January 01, 2015

 

 FDA goes after unapproved equine products

​Posted Dec. 17, 2014

The Food and Drug Administration has sent nine companies warning letters for marketing unapproved equine products.

UlcerGard (omeprazole) and GastroGard (omeprazole) are the only FDA-approved animal drugs for the prevention and treatment of equine gastric ulcers. 

On Oct. 29, 2014, Multivet USA Inc., Abler Inc., Cox Veterinary Laboratory Inc., Generic Frontline Plus, Ceva Animal Health, Douglas J. Gordon, Horse Gold Inc., Horse PreRace, and Tri-Star Equine Marketing were sent warning letters citing statements from the companies that their products are “intended for use in the mitigation, treatment, or prevention of disease in animals,” which qualify them as drugs under the Federal Food, Drug, and Cosmetic Act. The FDA letter also states, “Further, these products are new animal drugs. ... To be legally marketed, a new animal drug must have an approved new animal drug application.”

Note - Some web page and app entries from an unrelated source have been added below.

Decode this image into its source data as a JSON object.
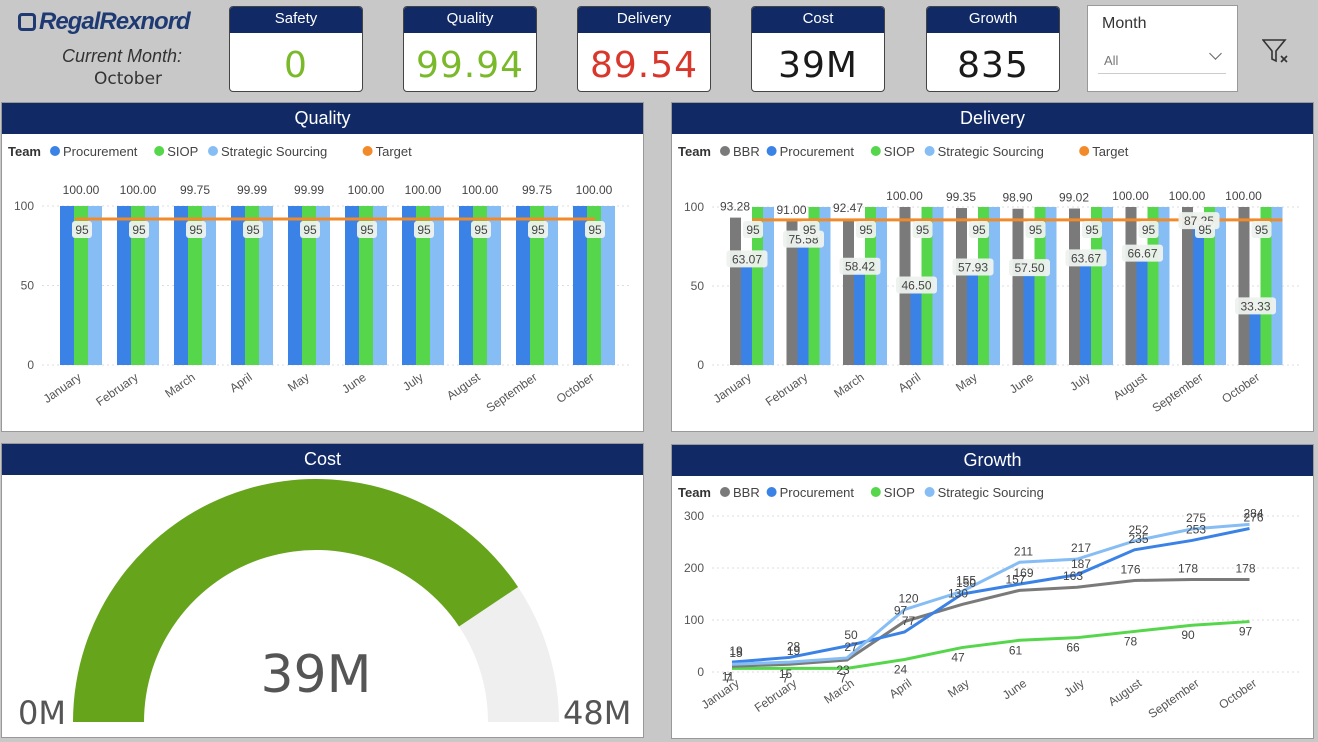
{
  "header": {
    "logo_text": "RegalRexnord",
    "current_month_label": "Current Month:",
    "current_month_value": "October"
  },
  "kpis": [
    {
      "label": "Safety",
      "value": "0",
      "color": "#7ab929"
    },
    {
      "label": "Quality",
      "value": "99.94",
      "color": "#7ab929"
    },
    {
      "label": "Delivery",
      "value": "89.54",
      "color": "#d9372b"
    },
    {
      "label": "Cost",
      "value": "39M",
      "color": "#1a1a1a"
    },
    {
      "label": "Growth",
      "value": "835",
      "color": "#1a1a1a"
    }
  ],
  "slicer": {
    "label": "Month",
    "value": "All"
  },
  "icons": {
    "filter": "clear-filter-icon",
    "info": "info-icon"
  },
  "colors": {
    "BBR": "#7a7a7a",
    "Procurement": "#3b82e6",
    "SIOP": "#55d64b",
    "Strategic Sourcing": "#86bdf4",
    "Target": "#f28a2a",
    "gauge_fill": "#66a51b",
    "gauge_bg": "#efefef",
    "header": "#112a66"
  },
  "months": [
    "January",
    "February",
    "March",
    "April",
    "May",
    "June",
    "July",
    "August",
    "September",
    "October"
  ],
  "panels": {
    "quality": "Quality",
    "delivery": "Delivery",
    "cost": "Cost",
    "growth": "Growth"
  },
  "chart_data": [
    {
      "type": "bar",
      "title": "Quality",
      "legend_title": "Team",
      "categories": [
        "January",
        "February",
        "March",
        "April",
        "May",
        "June",
        "July",
        "August",
        "September",
        "October"
      ],
      "series": [
        {
          "name": "Procurement",
          "values": [
            100,
            100,
            100,
            100,
            100,
            100,
            100,
            100,
            100,
            100
          ]
        },
        {
          "name": "SIOP",
          "values": [
            100,
            100,
            100,
            100,
            100,
            100,
            100,
            100,
            100,
            100
          ]
        },
        {
          "name": "Strategic Sourcing",
          "values": [
            100,
            100,
            100,
            100,
            100,
            100,
            100,
            100,
            100,
            100
          ]
        }
      ],
      "target": {
        "name": "Target",
        "values": [
          95,
          95,
          95,
          95,
          95,
          95,
          95,
          95,
          95,
          95
        ]
      },
      "top_labels": [
        "100.00",
        "100.00",
        "99.75",
        "99.99",
        "99.99",
        "100.00",
        "100.00",
        "100.00",
        "99.75",
        "100.00"
      ],
      "yticks": [
        0,
        50,
        100
      ],
      "ylim": [
        0,
        100
      ]
    },
    {
      "type": "bar",
      "title": "Delivery",
      "legend_title": "Team",
      "categories": [
        "January",
        "February",
        "March",
        "April",
        "May",
        "June",
        "July",
        "August",
        "September",
        "October"
      ],
      "series": [
        {
          "name": "BBR",
          "values": [
            93.28,
            91.0,
            92.47,
            100,
            99.35,
            98.9,
            99.02,
            100,
            100,
            100
          ]
        },
        {
          "name": "Procurement",
          "values": [
            63.07,
            75.58,
            58.42,
            46.5,
            57.93,
            57.5,
            63.67,
            66.67,
            87.25,
            33.33
          ]
        },
        {
          "name": "SIOP",
          "values": [
            100,
            100,
            100,
            100,
            100,
            100,
            100,
            100,
            100,
            100
          ]
        },
        {
          "name": "Strategic Sourcing",
          "values": [
            100,
            100,
            100,
            100,
            100,
            100,
            100,
            100,
            100,
            100
          ]
        }
      ],
      "target": {
        "name": "Target",
        "values": [
          95,
          95,
          95,
          95,
          95,
          95,
          95,
          95,
          95,
          95
        ]
      },
      "top_labels": [
        "93.28",
        "91.00",
        "92.47",
        "100.00",
        "99.35",
        "98.90",
        "99.02",
        "100.00",
        "100.00",
        "100.00"
      ],
      "proc_labels": [
        "63.07",
        "75.58",
        "58.42",
        "46.50",
        "57.93",
        "57.50",
        "63.67",
        "66.67",
        "87.25",
        "33.33"
      ],
      "yticks": [
        0,
        50,
        100
      ],
      "ylim": [
        0,
        100
      ]
    },
    {
      "type": "gauge",
      "title": "Cost",
      "value": 39,
      "min": 0,
      "max": 48,
      "value_label": "39M",
      "min_label": "0M",
      "max_label": "48M"
    },
    {
      "type": "line",
      "title": "Growth",
      "legend_title": "Team",
      "categories": [
        "January",
        "February",
        "March",
        "April",
        "May",
        "June",
        "July",
        "August",
        "September",
        "October"
      ],
      "series": [
        {
          "name": "BBR",
          "values": [
            11,
            15,
            23,
            97,
            130,
            157,
            163,
            176,
            178,
            178
          ]
        },
        {
          "name": "Procurement",
          "values": [
            19,
            28,
            50,
            77,
            150,
            169,
            187,
            235,
            253,
            276
          ]
        },
        {
          "name": "SIOP",
          "values": [
            7,
            7,
            7,
            24,
            47,
            61,
            66,
            78,
            90,
            97
          ]
        },
        {
          "name": "Strategic Sourcing",
          "values": [
            15,
            19,
            27,
            120,
            155,
            211,
            217,
            252,
            275,
            284
          ]
        }
      ],
      "yticks": [
        0,
        100,
        200,
        300
      ],
      "ylim": [
        0,
        300
      ]
    }
  ]
}
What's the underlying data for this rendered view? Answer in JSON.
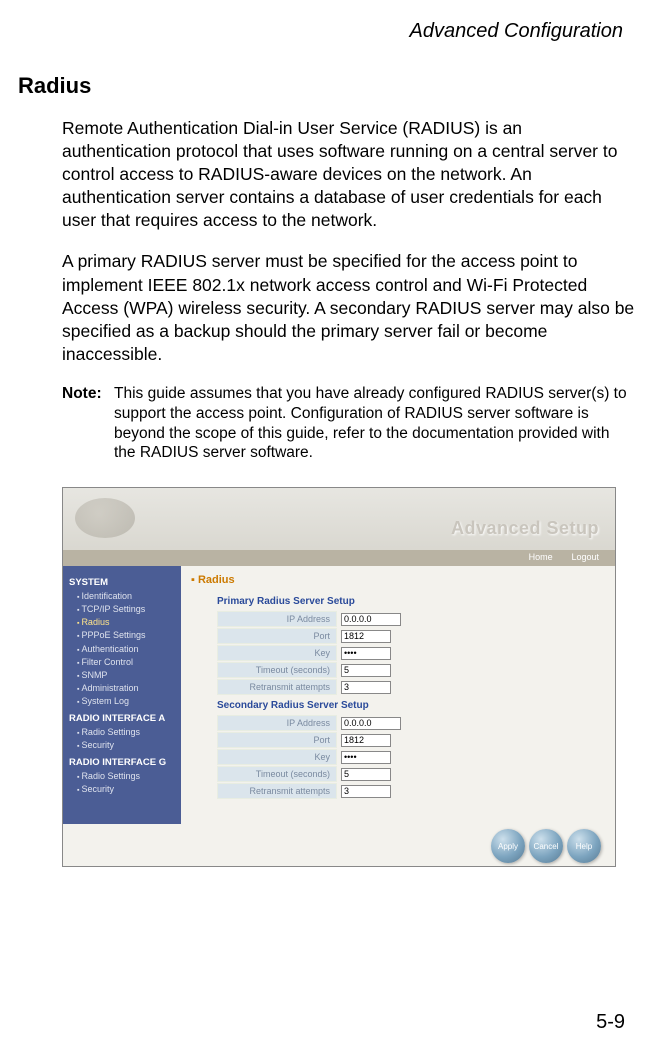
{
  "header": "Advanced Configuration",
  "section_title": "Radius",
  "paragraphs": {
    "p1": "Remote Authentication Dial-in User Service (RADIUS) is an authentication protocol that uses software running on a central server to control access to RADIUS-aware devices on the network. An authentication server contains a database of user credentials for each user that requires access to the network.",
    "p2": "A primary RADIUS server must be specified for the access point to implement IEEE 802.1x network access control and Wi-Fi Protected Access (WPA) wireless security. A secondary RADIUS server may also be specified as a backup should the primary server fail or become inaccessible."
  },
  "note": {
    "label": "Note:",
    "text": "This guide assumes that you have already configured RADIUS server(s) to support the access point. Configuration of RADIUS server software is beyond the scope of this guide, refer to the documentation provided with the RADIUS server software."
  },
  "screenshot": {
    "banner_title": "Advanced Setup",
    "nav": {
      "home": "Home",
      "logout": "Logout"
    },
    "sidebar": {
      "group1": "SYSTEM",
      "items1": [
        "Identification",
        "TCP/IP Settings",
        "Radius",
        "PPPoE Settings",
        "Authentication",
        "Filter Control",
        "SNMP",
        "Administration",
        "System Log"
      ],
      "group2": "RADIO INTERFACE A",
      "items2": [
        "Radio Settings",
        "Security"
      ],
      "group3": "RADIO INTERFACE G",
      "items3": [
        "Radio Settings",
        "Security"
      ]
    },
    "main": {
      "title": "Radius",
      "primary_heading": "Primary Radius Server Setup",
      "secondary_heading": "Secondary Radius Server Setup",
      "fields": {
        "ip": "IP Address",
        "port": "Port",
        "key": "Key",
        "timeout": "Timeout (seconds)",
        "retransmit": "Retransmit attempts"
      },
      "primary": {
        "ip": "0.0.0.0",
        "port": "1812",
        "key": "****",
        "timeout": "5",
        "retransmit": "3"
      },
      "secondary": {
        "ip": "0.0.0.0",
        "port": "1812",
        "key": "****",
        "timeout": "5",
        "retransmit": "3"
      }
    },
    "buttons": {
      "apply": "Apply",
      "cancel": "Cancel",
      "help": "Help"
    }
  },
  "page_number": "5-9"
}
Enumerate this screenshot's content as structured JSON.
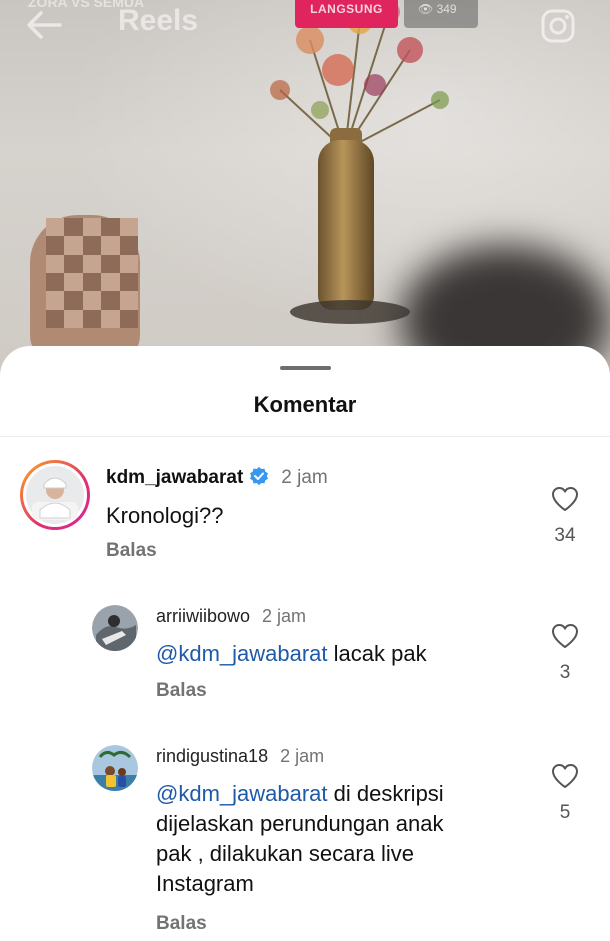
{
  "video": {
    "header_title": "Reels",
    "overlay_text": "ZORA VS SEMUA",
    "live_label": "LANGSUNG",
    "viewer_count": "349"
  },
  "sheet": {
    "title": "Komentar"
  },
  "comments": [
    {
      "username": "kdm_jawabarat",
      "verified": true,
      "time": "2 jam",
      "text": "Kronologi??",
      "reply_label": "Balas",
      "likes": "34"
    },
    {
      "username": "arriiwiibowo",
      "time": "2 jam",
      "mention": "@kdm_jawabarat",
      "text": " lacak pak",
      "reply_label": "Balas",
      "likes": "3"
    },
    {
      "username": "rindigustina18",
      "time": "2 jam",
      "mention": "@kdm_jawabarat",
      "text_lines": [
        " di deskripsi",
        "dijelaskan perundungan anak",
        "pak , dilakukan secara live",
        "Instagram"
      ],
      "reply_label": "Balas",
      "likes": "5"
    }
  ],
  "colors": {
    "live_badge": "#e0245e",
    "mention": "#1e5aa8",
    "verified": "#3897f0",
    "story_ring_start": "#f9a825",
    "story_ring_end": "#d6249f"
  }
}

The warnings apply to the marketing of Gastro37 OTC by Multivet USA; AbGard, Abprazole, Abprazole Plus, Abler Omeprazole, AbButazone, AblerOuant, and AbFen by Abler; Gastroade XTRA by Cox Veterinary Laboratory; Lomac Equine and Omaktive Oral Paste by Generic Frontline Plus; Omoguard Paste, Thiazine 100 Injection, Glucosamine 200 Injection, Gentamax 100 Injection, and Ferrocyl Injection by Ceva Animal Health; UlcerCure OTC by Gordon; GastroMax3 by Horse Gold; omeprazole oral paste, omeprazole/ranitidine oral paste, Gastrotec, Gastromax3, flunixin, Synedem, toltrazuril paste, and Super Tie Up by Horse PreRace; and Gastrotec by Tri-Star Equine Marketing. 

FDA testing also revealed that several of these products contained higher or lower concentrations of omeprazole than stated on their labels, ranging from as little as 36.3 percent to as much as 135 percent of the label claim.

The warning letters state that the firms had 15 working days to respond in writing that they had taken corrective measures. If the companies continue selling the products, the FDA could seize those products and seek injunctions. To see a copy of the letters, click here